It is this change in consciousness that encourages me. Granted, racial hatred and sex discrimination are still with us, war and violence still poison our culture, we have a large underclass of poor, desperate people, and there is a hard core of the population content with the way things are, afraid of change.

But if we see only that, we have lost historical perspective, and then it is as if we were born yesterday and we know only the depressing stories in this morning’s newspapers, this evening’s television reports.

Consider the remarkable transformation, in just a few decades, in people’s consciousness of racism, in the bold presence of women demanding their rightful place, in a growing public awareness that homosexuals are not curiosities but sensate human beings, in the long-term growing skepticism about military intervention despite the brief surge of military madness during the Gulf War.

It is that long-term change that I think we must see if we are not to lose hope. Pessimism becomes a self-fulfilling prophecy; it reproduces itself by crippling our willingness to act.

There is a tendency to think that what we see in the present moment we will continue to see. We forget how often in this century we have been astonished by the sudden crumbling of institutions, by extraordinary changes in people’s thoughts, by unexpected eruptions of rebellion against tyrannies, by the quick collapse of systems of power that seemed invincible.

The bad things that happen are repetitions of bad things that have always happened- war, racism, maltreatment of women, religious and nationalist fanaticism, starvation. The good things that happen are unexpected.

Unexpected, and yet explainable by certain truths which spring at us from time to time, but which we tend to forget:

* Political power, however formidable, is more fragile than we think. (Note how nervous are those who hold it.)
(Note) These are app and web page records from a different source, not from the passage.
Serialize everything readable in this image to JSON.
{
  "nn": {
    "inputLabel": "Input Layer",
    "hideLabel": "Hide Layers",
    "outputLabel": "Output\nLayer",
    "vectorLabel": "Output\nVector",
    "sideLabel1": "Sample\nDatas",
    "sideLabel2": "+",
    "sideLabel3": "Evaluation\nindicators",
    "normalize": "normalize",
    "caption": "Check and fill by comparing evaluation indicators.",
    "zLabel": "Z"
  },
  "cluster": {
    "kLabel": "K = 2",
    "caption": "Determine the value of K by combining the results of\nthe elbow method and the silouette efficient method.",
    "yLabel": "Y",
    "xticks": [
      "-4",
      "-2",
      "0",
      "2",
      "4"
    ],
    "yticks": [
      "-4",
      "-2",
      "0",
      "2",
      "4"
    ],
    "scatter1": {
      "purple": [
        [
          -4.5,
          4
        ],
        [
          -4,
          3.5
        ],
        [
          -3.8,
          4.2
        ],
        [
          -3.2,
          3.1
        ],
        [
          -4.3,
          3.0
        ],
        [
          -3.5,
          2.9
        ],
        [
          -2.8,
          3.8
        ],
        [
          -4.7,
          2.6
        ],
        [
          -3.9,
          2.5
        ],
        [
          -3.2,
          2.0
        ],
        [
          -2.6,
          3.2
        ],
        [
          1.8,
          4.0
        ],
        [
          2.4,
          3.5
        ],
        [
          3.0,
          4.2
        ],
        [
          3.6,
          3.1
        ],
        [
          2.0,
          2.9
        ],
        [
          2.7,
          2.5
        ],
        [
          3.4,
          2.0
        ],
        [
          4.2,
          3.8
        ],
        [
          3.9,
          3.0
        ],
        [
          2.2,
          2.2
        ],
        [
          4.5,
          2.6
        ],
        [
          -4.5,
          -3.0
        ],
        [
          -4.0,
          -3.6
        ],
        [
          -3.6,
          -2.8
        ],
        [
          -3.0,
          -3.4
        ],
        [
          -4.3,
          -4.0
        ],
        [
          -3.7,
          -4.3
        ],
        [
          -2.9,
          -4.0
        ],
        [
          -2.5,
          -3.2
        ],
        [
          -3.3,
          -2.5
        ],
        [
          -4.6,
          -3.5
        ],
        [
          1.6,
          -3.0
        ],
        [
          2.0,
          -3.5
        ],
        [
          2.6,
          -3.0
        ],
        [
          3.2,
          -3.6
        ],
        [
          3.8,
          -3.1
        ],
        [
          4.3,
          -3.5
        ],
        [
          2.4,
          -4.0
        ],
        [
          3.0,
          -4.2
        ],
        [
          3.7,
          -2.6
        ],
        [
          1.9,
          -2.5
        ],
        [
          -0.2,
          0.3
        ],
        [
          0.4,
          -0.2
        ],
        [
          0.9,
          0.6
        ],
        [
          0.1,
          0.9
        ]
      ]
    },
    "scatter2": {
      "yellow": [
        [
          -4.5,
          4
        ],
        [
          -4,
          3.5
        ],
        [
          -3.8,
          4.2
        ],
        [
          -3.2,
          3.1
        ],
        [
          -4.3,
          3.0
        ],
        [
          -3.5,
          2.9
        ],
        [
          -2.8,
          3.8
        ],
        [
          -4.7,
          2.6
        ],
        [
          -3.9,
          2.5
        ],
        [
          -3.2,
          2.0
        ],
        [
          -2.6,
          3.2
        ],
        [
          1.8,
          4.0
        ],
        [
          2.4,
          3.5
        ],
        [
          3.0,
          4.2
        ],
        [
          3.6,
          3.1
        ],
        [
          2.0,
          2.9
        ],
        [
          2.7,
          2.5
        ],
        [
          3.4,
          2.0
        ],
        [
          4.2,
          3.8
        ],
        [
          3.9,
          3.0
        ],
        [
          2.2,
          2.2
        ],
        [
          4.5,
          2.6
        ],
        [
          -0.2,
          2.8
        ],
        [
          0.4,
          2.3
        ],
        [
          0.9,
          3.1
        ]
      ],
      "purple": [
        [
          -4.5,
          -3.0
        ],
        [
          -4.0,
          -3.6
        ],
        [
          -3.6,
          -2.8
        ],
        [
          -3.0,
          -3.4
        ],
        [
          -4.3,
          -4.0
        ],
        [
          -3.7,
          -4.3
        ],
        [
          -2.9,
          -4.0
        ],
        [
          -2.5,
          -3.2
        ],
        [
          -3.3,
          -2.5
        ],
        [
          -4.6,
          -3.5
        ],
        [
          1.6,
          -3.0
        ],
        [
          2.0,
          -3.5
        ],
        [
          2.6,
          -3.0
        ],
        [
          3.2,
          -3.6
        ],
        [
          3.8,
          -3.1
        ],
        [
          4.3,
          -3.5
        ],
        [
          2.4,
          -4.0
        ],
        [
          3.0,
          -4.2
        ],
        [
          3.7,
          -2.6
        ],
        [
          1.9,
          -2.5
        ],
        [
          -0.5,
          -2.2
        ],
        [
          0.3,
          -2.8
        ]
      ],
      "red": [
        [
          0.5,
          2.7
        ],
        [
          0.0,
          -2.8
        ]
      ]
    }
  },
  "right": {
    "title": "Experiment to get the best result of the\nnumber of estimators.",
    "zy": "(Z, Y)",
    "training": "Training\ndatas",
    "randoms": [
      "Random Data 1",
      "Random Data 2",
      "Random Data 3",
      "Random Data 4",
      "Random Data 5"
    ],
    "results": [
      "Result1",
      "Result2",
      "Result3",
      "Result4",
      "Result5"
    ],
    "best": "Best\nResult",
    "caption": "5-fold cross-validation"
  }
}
* Ordinary people can be intimidated for a time, can be fooled for a time, but they have a down-deep common sense, and sooner or later they find a way to challenge the power that oppresses them.

* People are not naturally violent or cruel or greedy, although they can be made so. Human beings everywhere want the same things: they are moved by the sight of abandoned children, homeless families, the casualties of war; they long for peace, for friendship and affection across lines of race and nationality.

* Revolutionary change does not come as one cataclysmic moment (beware of such moments!) but as an endless succession of surprises, moving zig-zag towards a more decent society.

* We don’t have to engage in grand, heroic actions to participate in the process of change. Small acts, when multiplied by millions of people, can transform the world.

To be hopeful in bad times is not just foolishly romantic. It is based on the fact that human history is a history not only of cruelty, but also of compassion, sacrifice, courage, kindness. What we choose to emphasize in this complex history will determine our lives. If we see only the worst, it destroys our capacity to do something.

If we remember those times and places- and there are so many—where people have behaved magnificently, this gives us the energy to act, and at least the possibility of sending this spinning top of a world in a different direction. And if we do act, in however small a way, we don’t have to wait for some grand utopian future. The future is an infinite succession of presents, and to live now as we think human beings should live, in defiance of all that is bad around us, is itself a marvelous victory."

(Zinn, Howard: You Can’t Be Neutral on a Moving Train: A Personal History of Our Times, 206-208)